John Paul Stevens, the bow-tied, independent-thinking, Republican-nominated justice who unexpectedly emerged as the Supreme Court's leading liberal, died Tuesday in Fort Lauderdale, Florida, after suffering a stroke Monday. He was 99.
Just a week after insisting that he was “absolutely moving forward,” President Donald Trump abandoned his effort to insert a citizenship question into next year’s census. He directed federal agencies to try to compile the information using existing databases instead.
President Donald Trump is expected to announce new executive action Thursday to try to force the inclusion of a citizenship question on the 2020 census, even after the Supreme Court temporarily blocked the effort.
President Donald Trump is insisting that he is not dropping efforts to include a citizenship question on the upcoming 2020 census, even as the U.S. Census Bureau has started the process of printing the questionnaire without the controversial query.

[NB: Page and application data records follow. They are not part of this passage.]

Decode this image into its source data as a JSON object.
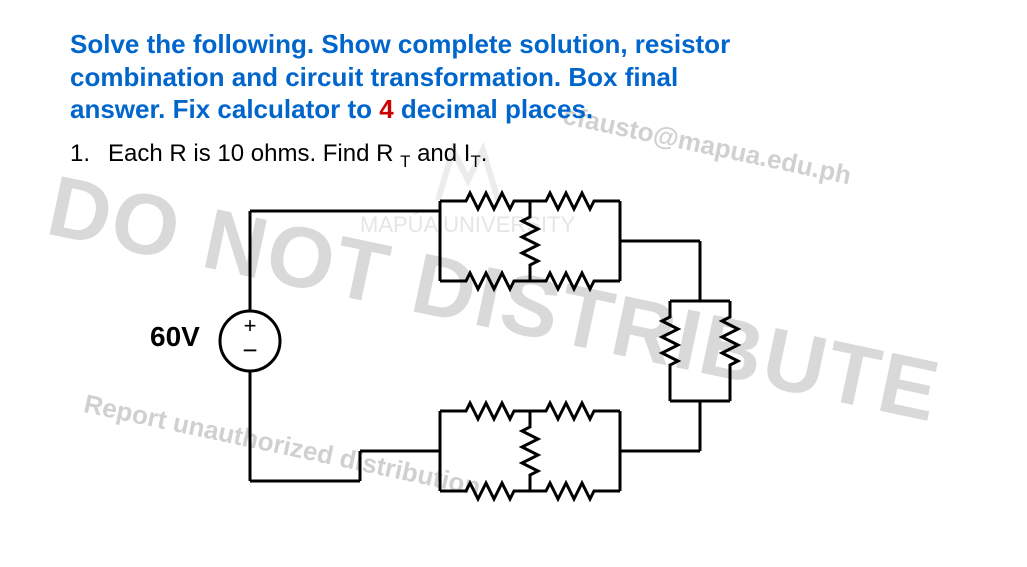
{
  "instruction": {
    "line1": "Solve the following. Show complete solution, resistor",
    "line2": "combination and circuit transformation. Box final",
    "line3_a": "answer. Fix calculator to ",
    "line3_red": "4",
    "line3_b": " decimal places."
  },
  "question": {
    "number": "1.",
    "text_a": "Each R is 10 ohms. Find R ",
    "sub1": "T",
    "text_b": " and I",
    "sub2": "T",
    "text_c": "."
  },
  "source": {
    "voltage": "60V",
    "polarity_top": "+",
    "polarity_bottom": "−"
  },
  "watermarks": {
    "big": "DO NOT DISTRIBUTE",
    "email": "cfausto@mapua.edu.ph",
    "report": "Report unauthorized distribution",
    "logo_hint": "MAPÚA UNIVERSITY"
  }
}
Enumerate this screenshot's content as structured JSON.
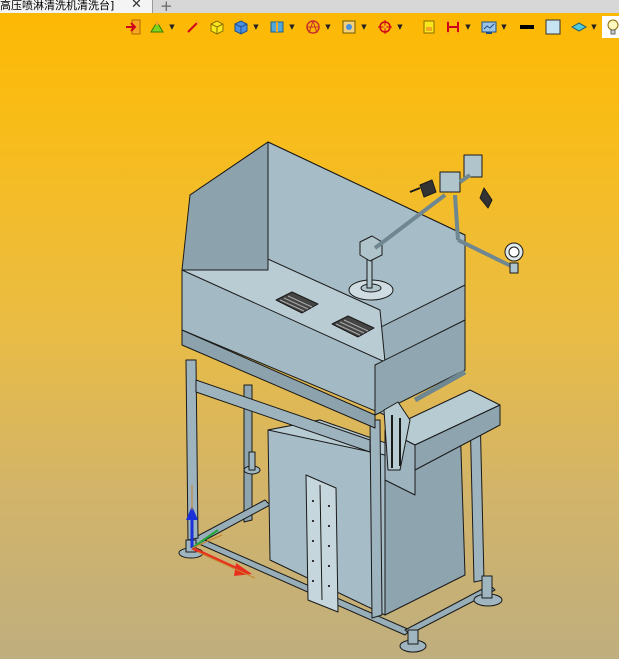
{
  "tab": {
    "title": "高压喷淋清洗机清洗台]",
    "close_glyph": "✕",
    "new_tab_glyph": "+"
  },
  "toolbar": {
    "dropdown_glyph": "▼",
    "icons": [
      "exit-sketch-icon",
      "sketch-tools-icon",
      "smart-dimension-icon",
      "feature-box-icon",
      "solid-shape-icon",
      "surface-shape-icon",
      "section-view-icon",
      "target-point-icon",
      "view-frame-icon",
      "dimension-icon",
      "rendering-icon",
      "line-color-icon",
      "fill-color-icon",
      "layers-icon",
      "light-icon"
    ]
  },
  "colors": {
    "background_top": "#fdb800",
    "background_bottom": "#bfae7e",
    "model_body": "#9fb5bf",
    "model_edge": "#1a1a1a",
    "axis_x": "#e83020",
    "axis_y": "#21a838",
    "axis_z": "#1a30d8"
  }
}
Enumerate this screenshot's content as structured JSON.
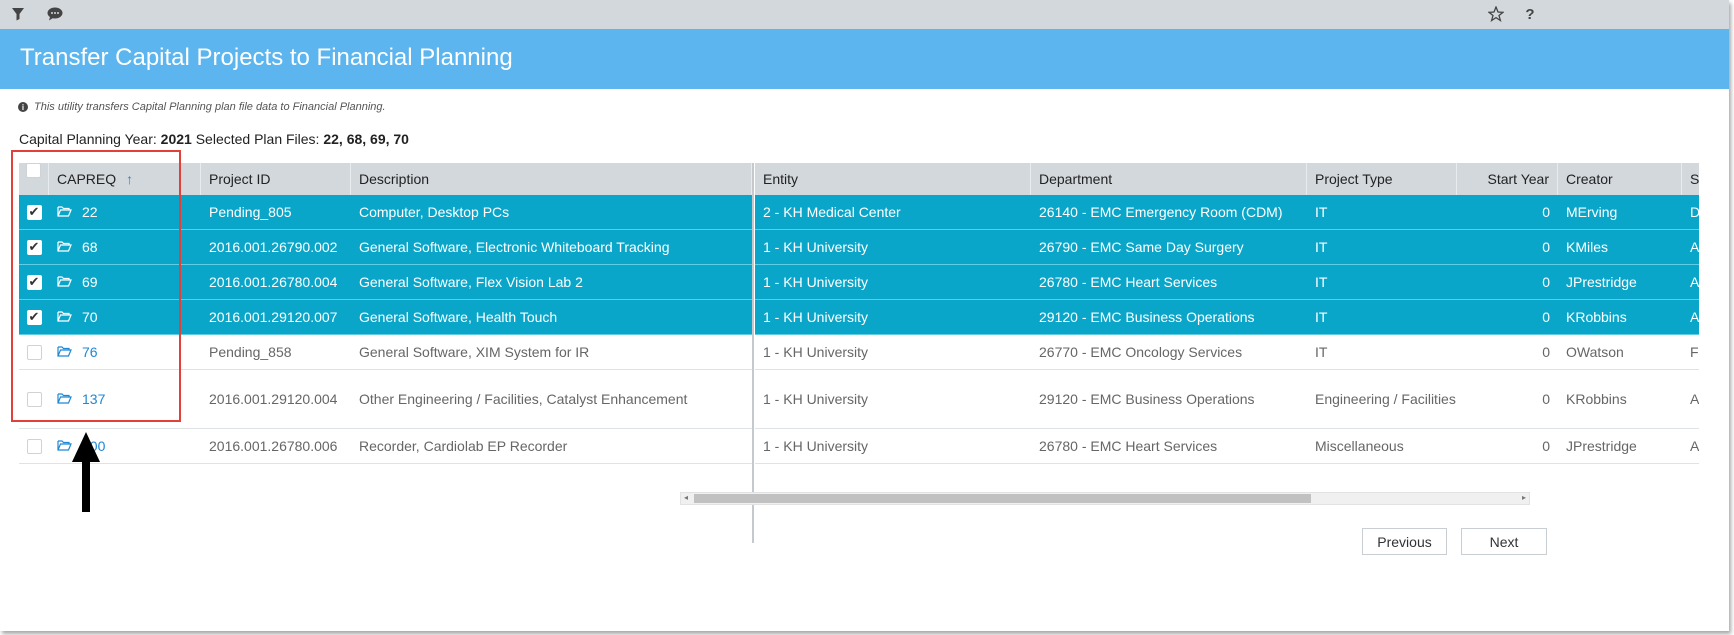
{
  "toolbar": {
    "icons": [
      "filter-icon",
      "comment-icon",
      "star-icon",
      "help-icon"
    ]
  },
  "title": "Transfer Capital Projects to Financial Planning",
  "info_text": "This utility transfers Capital Planning plan file data to Financial Planning.",
  "summary": {
    "year_label": "Capital Planning Year:",
    "year": "2021",
    "files_label": "Selected Plan Files:",
    "files": "22, 68, 69, 70"
  },
  "columns": {
    "capreq": "CAPREQ",
    "project_id": "Project ID",
    "description": "Description",
    "entity": "Entity",
    "department": "Department",
    "project_type": "Project Type",
    "start_year": "Start Year",
    "creator": "Creator",
    "next_partial": "S"
  },
  "rows": [
    {
      "selected": true,
      "capreq": "22",
      "project_id": "Pending_805",
      "description": "Computer, Desktop PCs",
      "entity": "2 - KH Medical Center",
      "department": "26140 - EMC Emergency Room (CDM)",
      "project_type": "IT",
      "start_year": "0",
      "creator": "MErving",
      "next": "D"
    },
    {
      "selected": true,
      "capreq": "68",
      "project_id": "2016.001.26790.002",
      "description": "General Software, Electronic Whiteboard Tracking",
      "entity": "1 - KH University",
      "department": "26790 - EMC Same Day Surgery",
      "project_type": "IT",
      "start_year": "0",
      "creator": "KMiles",
      "next": "A"
    },
    {
      "selected": true,
      "capreq": "69",
      "project_id": "2016.001.26780.004",
      "description": "General Software, Flex Vision Lab 2",
      "entity": "1 - KH University",
      "department": "26780 - EMC Heart Services",
      "project_type": "IT",
      "start_year": "0",
      "creator": "JPrestridge",
      "next": "A"
    },
    {
      "selected": true,
      "capreq": "70",
      "project_id": "2016.001.29120.007",
      "description": "General Software, Health Touch",
      "entity": "1 - KH University",
      "department": "29120 - EMC Business Operations",
      "project_type": "IT",
      "start_year": "0",
      "creator": "KRobbins",
      "next": "A"
    },
    {
      "selected": false,
      "capreq": "76",
      "project_id": "Pending_858",
      "description": "General Software, XIM System for IR",
      "entity": "1 - KH University",
      "department": "26770 - EMC Oncology Services",
      "project_type": "IT",
      "start_year": "0",
      "creator": "OWatson",
      "next": "F"
    },
    {
      "selected": false,
      "capreq": "137",
      "project_id": "2016.001.29120.004",
      "description": "Other Engineering / Facilities, Catalyst Enhancement",
      "entity": "1 - KH University",
      "department": "29120 - EMC Business Operations",
      "project_type": "Engineering / Facilities",
      "start_year": "0",
      "creator": "KRobbins",
      "next": "A"
    },
    {
      "selected": false,
      "capreq": "200",
      "project_id": "2016.001.26780.006",
      "description": "Recorder, Cardiolab EP Recorder",
      "entity": "1 - KH University",
      "department": "26780 - EMC Heart Services",
      "project_type": "Miscellaneous",
      "start_year": "0",
      "creator": "JPrestridge",
      "next": "A"
    }
  ],
  "buttons": {
    "previous": "Previous",
    "next": "Next"
  },
  "colors": {
    "title_bar": "#5cb5ee",
    "selected_row": "#0aa6c9",
    "highlight_box": "#e0413b"
  }
}
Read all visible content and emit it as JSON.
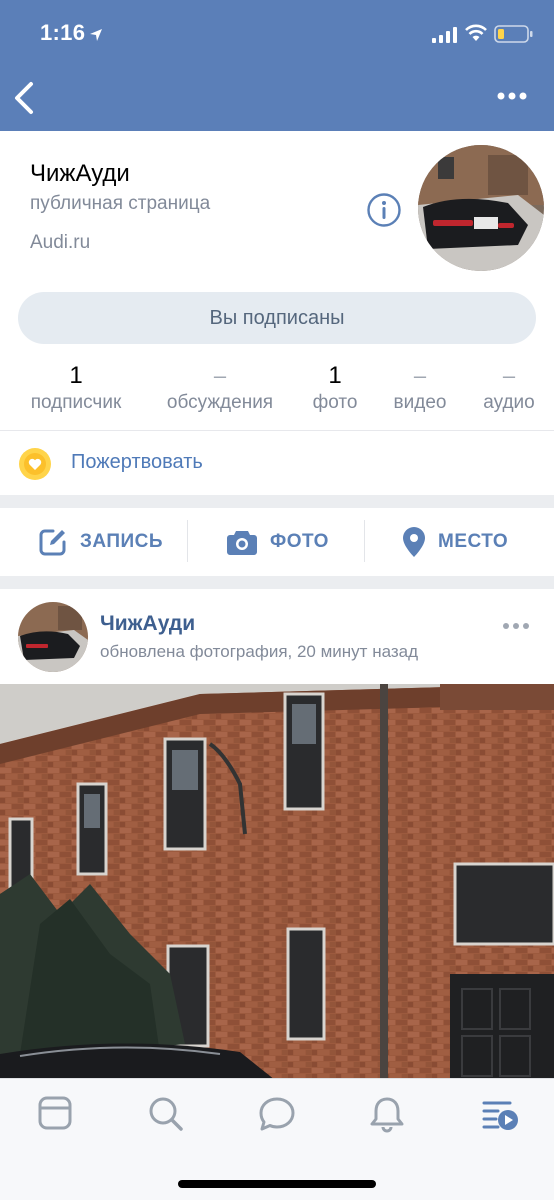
{
  "status": {
    "time": "1:16"
  },
  "profile": {
    "name": "ЧижАуди",
    "type": "публичная страница",
    "site": "Audi.ru",
    "subscribe_label": "Вы подписаны",
    "counters": [
      {
        "value": "1",
        "label": "подписчик"
      },
      {
        "value": "–",
        "label": "обсуждения"
      },
      {
        "value": "1",
        "label": "фото"
      },
      {
        "value": "–",
        "label": "видео"
      },
      {
        "value": "–",
        "label": "аудио"
      }
    ],
    "donate_label": "Пожертвовать"
  },
  "actions": {
    "post_label": "ЗАПИСЬ",
    "photo_label": "ФОТО",
    "place_label": "МЕСТО"
  },
  "post": {
    "author": "ЧижАуди",
    "meta": "обновлена фотография, 20 минут назад"
  },
  "colors": {
    "header": "#5b7fb8",
    "accent": "#5b80b6",
    "secondary_text": "#828a99",
    "donate_yellow": "#ffd44a"
  },
  "icons": {
    "back": "chevron-left-icon",
    "more": "more-horizontal-icon",
    "info": "info-icon",
    "donate": "heart-icon",
    "post": "edit-icon",
    "photo": "camera-icon",
    "place": "location-pin-icon",
    "tabs": [
      "news-icon",
      "search-icon",
      "messages-icon",
      "notifications-icon",
      "feed-video-icon"
    ]
  }
}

More than 200 corporations, including many of America’s best-known companies, are urging the U.S. Supreme Court to rule that federal civil rights law bans job discrimination on the basis of sexual orientation and gender identity.
For the third time in three years, Marion resident Tyson Timbs took his case before a Supreme Court. The man whose name became noted civil forfeiture caselaw said after arguments Friday, “I feel like I stand for something now.”
The U.S. Supreme Court has ruled in a plurality decision that law enforcement officers can generally draw blood without a warrant from an unconscious person suspected of driving drunk or while on drugs. Concurring and dissenting justices warned the court was establishing cumbersome and difficult guidance for authorities facing such situations.
The Supreme Court of the United States is forbidding President Donald Trump’s administration from adding a citizenship question to the 2020 census for now. The court said the Trump administration’s explanation for wanting to add the question was “more of a distraction” than an explanation.
The U.S. Supreme Court has ruled federal courts have no role to play in policing political districts drawn for partisan gain. The decision could embolden political line-drawing for partisan gain when state lawmakers undertake the next round of redistricting after the 2020 census.